• [Directions for this task]: For the string "camera", state how many lines of the data hold it. Give nothing besides the number.

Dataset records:

━━━━━━

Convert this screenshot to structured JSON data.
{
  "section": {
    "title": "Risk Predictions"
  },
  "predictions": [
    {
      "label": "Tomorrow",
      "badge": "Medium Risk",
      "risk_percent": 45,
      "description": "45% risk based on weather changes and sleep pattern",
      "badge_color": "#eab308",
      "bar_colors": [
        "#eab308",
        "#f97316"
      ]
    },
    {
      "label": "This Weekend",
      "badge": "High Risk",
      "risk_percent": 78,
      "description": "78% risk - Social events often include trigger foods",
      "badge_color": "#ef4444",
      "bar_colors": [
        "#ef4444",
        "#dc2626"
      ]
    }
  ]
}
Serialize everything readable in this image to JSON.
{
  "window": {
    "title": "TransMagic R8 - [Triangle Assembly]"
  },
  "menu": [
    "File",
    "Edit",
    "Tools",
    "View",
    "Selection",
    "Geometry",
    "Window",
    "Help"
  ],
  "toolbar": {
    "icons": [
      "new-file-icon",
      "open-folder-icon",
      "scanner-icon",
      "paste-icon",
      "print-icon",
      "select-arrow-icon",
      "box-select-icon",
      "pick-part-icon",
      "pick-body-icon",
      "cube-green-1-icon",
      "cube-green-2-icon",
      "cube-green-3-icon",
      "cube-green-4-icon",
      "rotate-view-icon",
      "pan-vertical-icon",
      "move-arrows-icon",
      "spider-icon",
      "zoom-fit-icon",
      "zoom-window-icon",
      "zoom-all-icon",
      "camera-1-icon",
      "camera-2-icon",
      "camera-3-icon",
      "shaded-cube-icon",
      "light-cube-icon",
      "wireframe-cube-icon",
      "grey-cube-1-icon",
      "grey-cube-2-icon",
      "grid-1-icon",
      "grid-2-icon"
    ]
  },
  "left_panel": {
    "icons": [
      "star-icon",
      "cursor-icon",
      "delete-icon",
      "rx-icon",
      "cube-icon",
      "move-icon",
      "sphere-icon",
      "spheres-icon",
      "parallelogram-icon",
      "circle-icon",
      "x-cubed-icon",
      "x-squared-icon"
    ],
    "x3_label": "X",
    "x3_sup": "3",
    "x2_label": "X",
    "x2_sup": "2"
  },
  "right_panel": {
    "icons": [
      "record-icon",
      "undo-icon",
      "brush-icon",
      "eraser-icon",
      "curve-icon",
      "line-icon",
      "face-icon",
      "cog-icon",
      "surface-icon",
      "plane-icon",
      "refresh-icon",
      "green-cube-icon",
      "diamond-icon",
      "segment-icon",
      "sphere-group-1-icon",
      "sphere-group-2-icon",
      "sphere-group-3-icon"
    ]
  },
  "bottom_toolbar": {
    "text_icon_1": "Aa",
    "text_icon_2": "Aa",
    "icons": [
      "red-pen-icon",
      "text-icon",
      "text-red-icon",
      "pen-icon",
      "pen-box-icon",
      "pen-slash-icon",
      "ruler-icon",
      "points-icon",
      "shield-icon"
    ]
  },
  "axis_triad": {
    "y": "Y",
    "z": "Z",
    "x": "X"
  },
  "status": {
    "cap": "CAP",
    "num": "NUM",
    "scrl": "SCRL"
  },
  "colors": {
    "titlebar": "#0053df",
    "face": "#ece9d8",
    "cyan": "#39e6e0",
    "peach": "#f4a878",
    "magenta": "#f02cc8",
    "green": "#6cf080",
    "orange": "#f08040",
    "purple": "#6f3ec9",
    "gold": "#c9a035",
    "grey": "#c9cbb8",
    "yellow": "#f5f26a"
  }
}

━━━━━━

• [Written answer]: 3